- **What is expected**: The entries below are to be copied exactly, with nothing left out.

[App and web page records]
--------------------
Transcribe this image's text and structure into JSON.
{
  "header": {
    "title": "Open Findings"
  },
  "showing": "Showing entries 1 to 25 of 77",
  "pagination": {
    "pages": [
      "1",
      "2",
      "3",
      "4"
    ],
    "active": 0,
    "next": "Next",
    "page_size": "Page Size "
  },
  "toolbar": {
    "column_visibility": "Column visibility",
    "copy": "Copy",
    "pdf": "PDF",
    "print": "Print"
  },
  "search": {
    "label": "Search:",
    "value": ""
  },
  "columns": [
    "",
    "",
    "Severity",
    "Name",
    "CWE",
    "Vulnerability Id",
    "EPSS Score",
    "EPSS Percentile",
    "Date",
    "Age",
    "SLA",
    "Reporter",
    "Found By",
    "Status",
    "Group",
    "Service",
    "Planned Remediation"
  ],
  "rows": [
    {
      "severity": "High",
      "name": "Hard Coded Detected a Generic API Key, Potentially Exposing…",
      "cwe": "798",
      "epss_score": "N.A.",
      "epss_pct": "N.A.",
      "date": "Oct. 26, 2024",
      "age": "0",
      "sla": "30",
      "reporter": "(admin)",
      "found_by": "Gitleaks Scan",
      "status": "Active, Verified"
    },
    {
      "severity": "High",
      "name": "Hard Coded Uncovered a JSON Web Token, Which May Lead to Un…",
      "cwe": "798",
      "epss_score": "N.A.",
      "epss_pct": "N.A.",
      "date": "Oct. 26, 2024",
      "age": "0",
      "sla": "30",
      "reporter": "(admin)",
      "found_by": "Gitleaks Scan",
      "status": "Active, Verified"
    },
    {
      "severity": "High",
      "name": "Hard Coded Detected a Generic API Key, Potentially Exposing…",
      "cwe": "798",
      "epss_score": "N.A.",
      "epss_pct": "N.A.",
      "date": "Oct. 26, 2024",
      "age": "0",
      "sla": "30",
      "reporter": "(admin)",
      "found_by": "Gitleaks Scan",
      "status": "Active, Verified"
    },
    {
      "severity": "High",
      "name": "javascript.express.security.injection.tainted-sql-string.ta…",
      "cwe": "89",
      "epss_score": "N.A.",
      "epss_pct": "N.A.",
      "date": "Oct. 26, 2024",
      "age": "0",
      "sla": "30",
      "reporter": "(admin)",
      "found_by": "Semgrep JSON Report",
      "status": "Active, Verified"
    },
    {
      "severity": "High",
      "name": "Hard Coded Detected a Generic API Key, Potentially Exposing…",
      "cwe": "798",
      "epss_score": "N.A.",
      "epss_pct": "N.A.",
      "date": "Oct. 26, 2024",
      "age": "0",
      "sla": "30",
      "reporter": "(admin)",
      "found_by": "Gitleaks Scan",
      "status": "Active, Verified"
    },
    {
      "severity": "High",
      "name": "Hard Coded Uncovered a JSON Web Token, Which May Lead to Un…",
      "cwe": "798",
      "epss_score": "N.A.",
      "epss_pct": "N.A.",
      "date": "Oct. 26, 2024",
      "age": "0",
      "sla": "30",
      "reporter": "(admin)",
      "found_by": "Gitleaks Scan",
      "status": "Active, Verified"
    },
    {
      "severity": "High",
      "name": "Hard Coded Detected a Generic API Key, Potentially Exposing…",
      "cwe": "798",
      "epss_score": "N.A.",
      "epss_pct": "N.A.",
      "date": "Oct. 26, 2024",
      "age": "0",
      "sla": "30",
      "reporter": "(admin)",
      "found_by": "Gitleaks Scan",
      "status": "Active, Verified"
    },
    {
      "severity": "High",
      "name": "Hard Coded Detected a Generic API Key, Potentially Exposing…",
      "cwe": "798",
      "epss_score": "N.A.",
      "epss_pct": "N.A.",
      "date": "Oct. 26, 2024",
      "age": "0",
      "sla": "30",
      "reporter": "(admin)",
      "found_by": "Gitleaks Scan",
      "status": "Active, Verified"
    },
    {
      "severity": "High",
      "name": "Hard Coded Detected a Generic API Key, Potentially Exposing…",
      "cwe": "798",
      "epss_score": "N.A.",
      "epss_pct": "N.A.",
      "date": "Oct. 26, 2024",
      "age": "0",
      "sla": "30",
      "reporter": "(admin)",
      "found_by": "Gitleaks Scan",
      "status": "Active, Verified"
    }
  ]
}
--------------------
- **Exercise solution**:
Transcribe this image's text and structure into JSON.
{
  "header": {
    "title": "Open Findings"
  },
  "showing": "Showing entries 1 to 25 of 77",
  "pagination": {
    "pages": [
      "1",
      "2",
      "3",
      "4"
    ],
    "active": 0,
    "next": "Next",
    "page_size": "Page Size "
  },
  "toolbar": {
    "column_visibility": "Column visibility",
    "copy": "Copy",
    "pdf": "PDF",
    "print": "Print"
  },
  "search": {
    "label": "Search:",
    "value": ""
  },
  "columns": [
    "",
    "",
    "Severity",
    "Name",
    "CWE",
    "Vulnerability Id",
    "EPSS Score",
    "EPSS Percentile",
    "Date",
    "Age",
    "SLA",
    "Reporter",
    "Found By",
    "Status",
    "Group",
    "Service",
    "Planned Remediation"
  ],
  "rows": [
    {
      "severity": "High",
      "name": "Hard Coded Detected a Generic API Key, Potentially Exposing…",
      "cwe": "798",
      "epss_score": "N.A.",
      "epss_pct": "N.A.",
      "date": "Oct. 26, 2024",
      "age": "0",
      "sla": "30",
      "reporter": "(admin)",
      "found_by": "Gitleaks Scan",
      "status": "Active, Verified"
    },
    {
      "severity": "High",
      "name": "Hard Coded Uncovered a JSON Web Token, Which May Lead to Un…",
      "cwe": "798",
      "epss_score": "N.A.",
      "epss_pct": "N.A.",
      "date": "Oct. 26, 2024",
      "age": "0",
      "sla": "30",
      "reporter": "(admin)",
      "found_by": "Gitleaks Scan",
      "status": "Active, Verified"
    },
    {
      "severity": "High",
      "name": "Hard Coded Detected a Generic API Key, Potentially Exposing…",
      "cwe": "798",
      "epss_score": "N.A.",
      "epss_pct": "N.A.",
      "date": "Oct. 26, 2024",
      "age": "0",
      "sla": "30",
      "reporter": "(admin)",
      "found_by": "Gitleaks Scan",
      "status": "Active, Verified"
    },
    {
      "severity": "High",
      "name": "javascript.express.security.injection.tainted-sql-string.ta…",
      "cwe": "89",
      "epss_score": "N.A.",
      "epss_pct": "N.A.",
      "date": "Oct. 26, 2024",
      "age": "0",
      "sla": "30",
      "reporter": "(admin)",
      "found_by": "Semgrep JSON Report",
      "status": "Active, Verified"
    },
    {
      "severity": "High",
      "name": "Hard Coded Detected a Generic API Key, Potentially Exposing…",
      "cwe": "798",
      "epss_score": "N.A.",
      "epss_pct": "N.A.",
      "date": "Oct. 26, 2024",
      "age": "0",
      "sla": "30",
      "reporter": "(admin)",
      "found_by": "Gitleaks Scan",
      "status": "Active, Verified"
    },
    {
      "severity": "High",
      "name": "Hard Coded Uncovered a JSON Web Token, Which May Lead to Un…",
      "cwe": "798",
      "epss_score": "N.A.",
      "epss_pct": "N.A.",
      "date": "Oct. 26, 2024",
      "age": "0",
      "sla": "30",
      "reporter": "(admin)",
      "found_by": "Gitleaks Scan",
      "status": "Active, Verified"
    },
    {
      "severity": "High",
      "name": "Hard Coded Detected a Generic API Key, Potentially Exposing…",
      "cwe": "798",
      "epss_score": "N.A.",
      "epss_pct": "N.A.",
      "date": "Oct. 26, 2024",
      "age": "0",
      "sla": "30",
      "reporter": "(admin)",
      "found_by": "Gitleaks Scan",
      "status": "Active, Verified"
    },
    {
      "severity": "High",
      "name": "Hard Coded Detected a Generic API Key, Potentially Exposing…",
      "cwe": "798",
      "epss_score": "N.A.",
      "epss_pct": "N.A.",
      "date": "Oct. 26, 2024",
      "age": "0",
      "sla": "30",
      "reporter": "(admin)",
      "found_by": "Gitleaks Scan",
      "status": "Active, Verified"
    },
    {
      "severity": "High",
      "name": "Hard Coded Detected a Generic API Key, Potentially Exposing…",
      "cwe": "798",
      "epss_score": "N.A.",
      "epss_pct": "N.A.",
      "date": "Oct. 26, 2024",
      "age": "0",
      "sla": "30",
      "reporter": "(admin)",
      "found_by": "Gitleaks Scan",
      "status": "Active, Verified"
    }
  ]
}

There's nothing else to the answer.